When you die an angel reads out your statistics and fun facts. Seven men loved you (you knew of one and only suspected two). Forty fantasized of you. You died owing debts to nineteen people, mostly borrowed loonies from childhood. The man who stole your television lived only a block away. You were your father’s favourite, just like you thought, but not your mother’s. You should have tipped a little better.
You achieved about half of your opportunities. That research position: the angel looks up from the list and congratulates you. You did some good work. On the other hand, “You missed out on a really nice but hard to find marriage”.
You spent four years in total on your phone. You tell the angel that doesn’t make sense. He pulls down a chart and keeps talking while you stare at it. Unfortunately, it all adds up. Meanwhile, he is going through your most embarrassing moments. Almost nobody remembers them.

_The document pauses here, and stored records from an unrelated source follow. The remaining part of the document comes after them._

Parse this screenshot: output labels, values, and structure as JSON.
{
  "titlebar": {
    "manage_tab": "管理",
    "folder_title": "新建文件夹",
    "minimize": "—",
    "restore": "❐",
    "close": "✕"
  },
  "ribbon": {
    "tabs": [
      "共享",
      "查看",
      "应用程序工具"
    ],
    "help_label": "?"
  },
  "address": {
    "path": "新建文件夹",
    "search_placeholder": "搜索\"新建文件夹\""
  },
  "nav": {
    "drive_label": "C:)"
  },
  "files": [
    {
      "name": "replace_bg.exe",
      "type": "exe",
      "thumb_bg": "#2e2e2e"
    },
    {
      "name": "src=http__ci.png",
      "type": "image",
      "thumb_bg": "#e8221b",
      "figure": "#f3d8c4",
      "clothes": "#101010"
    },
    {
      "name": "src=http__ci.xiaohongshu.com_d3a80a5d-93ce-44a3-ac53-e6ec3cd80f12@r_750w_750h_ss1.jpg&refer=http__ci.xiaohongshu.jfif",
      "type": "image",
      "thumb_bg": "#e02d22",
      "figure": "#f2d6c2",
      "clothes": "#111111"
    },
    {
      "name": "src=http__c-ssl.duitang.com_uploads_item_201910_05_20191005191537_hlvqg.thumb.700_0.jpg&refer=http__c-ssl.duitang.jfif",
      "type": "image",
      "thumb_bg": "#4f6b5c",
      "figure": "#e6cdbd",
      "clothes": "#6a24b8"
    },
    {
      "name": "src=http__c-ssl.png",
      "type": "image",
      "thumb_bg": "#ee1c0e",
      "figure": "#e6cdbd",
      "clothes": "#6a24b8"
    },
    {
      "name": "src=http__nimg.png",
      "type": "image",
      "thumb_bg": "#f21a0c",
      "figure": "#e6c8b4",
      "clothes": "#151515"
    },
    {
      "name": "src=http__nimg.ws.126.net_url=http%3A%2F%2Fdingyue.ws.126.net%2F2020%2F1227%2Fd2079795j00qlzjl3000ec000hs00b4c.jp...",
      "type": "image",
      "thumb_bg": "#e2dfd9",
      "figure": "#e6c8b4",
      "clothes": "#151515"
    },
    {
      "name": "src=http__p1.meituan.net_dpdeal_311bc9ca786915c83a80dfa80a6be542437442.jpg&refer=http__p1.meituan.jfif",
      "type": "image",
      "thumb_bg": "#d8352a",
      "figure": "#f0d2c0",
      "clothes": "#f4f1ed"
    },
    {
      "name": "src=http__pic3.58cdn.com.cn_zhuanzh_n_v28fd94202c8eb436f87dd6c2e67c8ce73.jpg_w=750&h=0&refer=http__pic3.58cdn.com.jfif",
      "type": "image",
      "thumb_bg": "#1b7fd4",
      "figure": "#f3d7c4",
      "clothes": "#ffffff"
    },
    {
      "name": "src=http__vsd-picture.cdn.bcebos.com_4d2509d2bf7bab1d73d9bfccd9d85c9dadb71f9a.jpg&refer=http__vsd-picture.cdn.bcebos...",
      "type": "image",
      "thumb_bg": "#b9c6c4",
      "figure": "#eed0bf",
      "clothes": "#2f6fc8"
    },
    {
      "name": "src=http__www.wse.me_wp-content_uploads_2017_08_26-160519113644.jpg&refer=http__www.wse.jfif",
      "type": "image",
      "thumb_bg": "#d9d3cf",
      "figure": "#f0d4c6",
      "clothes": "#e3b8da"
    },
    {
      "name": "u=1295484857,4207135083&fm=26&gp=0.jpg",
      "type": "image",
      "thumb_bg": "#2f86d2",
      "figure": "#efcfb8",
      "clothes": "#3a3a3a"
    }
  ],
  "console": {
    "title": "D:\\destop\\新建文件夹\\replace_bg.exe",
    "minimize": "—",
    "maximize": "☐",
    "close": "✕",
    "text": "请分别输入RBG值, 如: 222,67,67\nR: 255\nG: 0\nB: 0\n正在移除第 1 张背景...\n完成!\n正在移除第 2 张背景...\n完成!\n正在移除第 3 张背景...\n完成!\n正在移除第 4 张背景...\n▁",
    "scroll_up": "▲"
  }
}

The one party, the one that made you switch schools, is barely a footnote.
Your daughter is set up for a happy life. Her mental health is fine. Here you ask the angel to go into detail. He quickly explains how mental health actually works, while glancing at his watch a few too many times. You don’t really get it but you’re too polite to tell him that. He returns to his speech.
Your favourite food would have been Korean barbecue if you had ever tried it. You did not unlock enlightenment, losing you some points. If you had played the lottery, you would have won the year your daughter turned eighteen. The angel reassures you that this path would have led to the annihilation of your soul, so you shouldn’t feel bad about missing it. The angel does not explain.
People did like you. They thought you were kind. They did not think you were annoying. However, they did not think about you that much.
In the end, you get a B+. You can rest here for a while or you can go back and try for an A. You take only a short nap, then you head back through the door. While your soul spins apart you repeat to yourself: Tip better. Tip better. Tip better.
Conor Barnes is a Canadian writer living in Halifax. His poetry has been published in Modern Haiku, Frogpond, and Puddles of Sky Press. His fiction has been published in White Wall Review.